-- AIM OF THE TASK --
Nothing but an exact repetition of the listing should be returned.

-- EXCERPTED DATA --
* * *

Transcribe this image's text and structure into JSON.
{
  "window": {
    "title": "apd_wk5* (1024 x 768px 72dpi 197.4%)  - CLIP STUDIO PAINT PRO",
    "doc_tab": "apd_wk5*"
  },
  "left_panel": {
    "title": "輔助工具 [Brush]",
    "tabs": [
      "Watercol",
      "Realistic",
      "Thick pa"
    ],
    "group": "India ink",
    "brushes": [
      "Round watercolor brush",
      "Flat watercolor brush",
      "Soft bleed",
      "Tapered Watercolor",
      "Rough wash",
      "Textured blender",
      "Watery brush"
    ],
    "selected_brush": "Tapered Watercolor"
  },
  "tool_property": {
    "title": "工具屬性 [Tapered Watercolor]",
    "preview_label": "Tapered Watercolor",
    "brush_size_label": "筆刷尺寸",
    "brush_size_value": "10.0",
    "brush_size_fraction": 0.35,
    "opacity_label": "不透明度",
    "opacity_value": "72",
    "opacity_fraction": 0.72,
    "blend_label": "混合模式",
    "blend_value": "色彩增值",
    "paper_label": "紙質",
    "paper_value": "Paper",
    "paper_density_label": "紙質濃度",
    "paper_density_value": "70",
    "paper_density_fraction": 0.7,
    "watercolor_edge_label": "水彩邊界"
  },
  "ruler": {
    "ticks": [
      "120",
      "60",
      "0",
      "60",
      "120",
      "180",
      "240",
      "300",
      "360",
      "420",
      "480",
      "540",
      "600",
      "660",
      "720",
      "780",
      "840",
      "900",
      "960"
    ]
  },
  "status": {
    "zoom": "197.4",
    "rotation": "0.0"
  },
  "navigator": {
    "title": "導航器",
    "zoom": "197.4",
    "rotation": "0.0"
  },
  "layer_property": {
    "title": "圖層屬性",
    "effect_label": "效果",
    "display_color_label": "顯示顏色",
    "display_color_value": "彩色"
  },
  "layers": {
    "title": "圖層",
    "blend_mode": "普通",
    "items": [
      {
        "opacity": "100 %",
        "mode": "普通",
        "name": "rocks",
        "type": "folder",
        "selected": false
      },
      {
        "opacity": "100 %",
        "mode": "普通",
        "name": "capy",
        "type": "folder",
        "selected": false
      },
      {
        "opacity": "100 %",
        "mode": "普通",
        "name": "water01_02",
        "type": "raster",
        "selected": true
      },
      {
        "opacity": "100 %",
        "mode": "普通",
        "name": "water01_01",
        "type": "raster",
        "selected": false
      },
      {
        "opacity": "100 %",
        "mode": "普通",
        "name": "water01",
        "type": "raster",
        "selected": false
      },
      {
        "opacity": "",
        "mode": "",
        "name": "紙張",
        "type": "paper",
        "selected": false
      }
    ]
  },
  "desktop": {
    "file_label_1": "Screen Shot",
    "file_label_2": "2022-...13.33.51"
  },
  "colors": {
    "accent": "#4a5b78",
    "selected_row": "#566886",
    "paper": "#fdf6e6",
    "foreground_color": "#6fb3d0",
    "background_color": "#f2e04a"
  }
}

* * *

-- TASK SOLUTION --
Transcribe this image's text and structure into JSON.
{
  "window": {
    "title": "apd_wk5* (1024 x 768px 72dpi 197.4%)  - CLIP STUDIO PAINT PRO",
    "doc_tab": "apd_wk5*"
  },
  "left_panel": {
    "title": "輔助工具 [Brush]",
    "tabs": [
      "Watercol",
      "Realistic",
      "Thick pa"
    ],
    "group": "India ink",
    "brushes": [
      "Round watercolor brush",
      "Flat watercolor brush",
      "Soft bleed",
      "Tapered Watercolor",
      "Rough wash",
      "Textured blender",
      "Watery brush"
    ],
    "selected_brush": "Tapered Watercolor"
  },
  "tool_property": {
    "title": "工具屬性 [Tapered Watercolor]",
    "preview_label": "Tapered Watercolor",
    "brush_size_label": "筆刷尺寸",
    "brush_size_value": "10.0",
    "brush_size_fraction": 0.35,
    "opacity_label": "不透明度",
    "opacity_value": "72",
    "opacity_fraction": 0.72,
    "blend_label": "混合模式",
    "blend_value": "色彩增值",
    "paper_label": "紙質",
    "paper_value": "Paper",
    "paper_density_label": "紙質濃度",
    "paper_density_value": "70",
    "paper_density_fraction": 0.7,
    "watercolor_edge_label": "水彩邊界"
  },
  "ruler": {
    "ticks": [
      "120",
      "60",
      "0",
      "60",
      "120",
      "180",
      "240",
      "300",
      "360",
      "420",
      "480",
      "540",
      "600",
      "660",
      "720",
      "780",
      "840",
      "900",
      "960"
    ]
  },
  "status": {
    "zoom": "197.4",
    "rotation": "0.0"
  },
  "navigator": {
    "title": "導航器",
    "zoom": "197.4",
    "rotation": "0.0"
  },
  "layer_property": {
    "title": "圖層屬性",
    "effect_label": "效果",
    "display_color_label": "顯示顏色",
    "display_color_value": "彩色"
  },
  "layers": {
    "title": "圖層",
    "blend_mode": "普通",
    "items": [
      {
        "opacity": "100 %",
        "mode": "普通",
        "name": "rocks",
        "type": "folder",
        "selected": false
      },
      {
        "opacity": "100 %",
        "mode": "普通",
        "name": "capy",
        "type": "folder",
        "selected": false
      },
      {
        "opacity": "100 %",
        "mode": "普通",
        "name": "water01_02",
        "type": "raster",
        "selected": true
      },
      {
        "opacity": "100 %",
        "mode": "普通",
        "name": "water01_01",
        "type": "raster",
        "selected": false
      },
      {
        "opacity": "100 %",
        "mode": "普通",
        "name": "water01",
        "type": "raster",
        "selected": false
      },
      {
        "opacity": "",
        "mode": "",
        "name": "紙張",
        "type": "paper",
        "selected": false
      }
    ]
  },
  "desktop": {
    "file_label_1": "Screen Shot",
    "file_label_2": "2022-...13.33.51"
  },
  "colors": {
    "accent": "#4a5b78",
    "selected_row": "#566886",
    "paper": "#fdf6e6",
    "foreground_color": "#6fb3d0",
    "background_color": "#f2e04a"
  }
}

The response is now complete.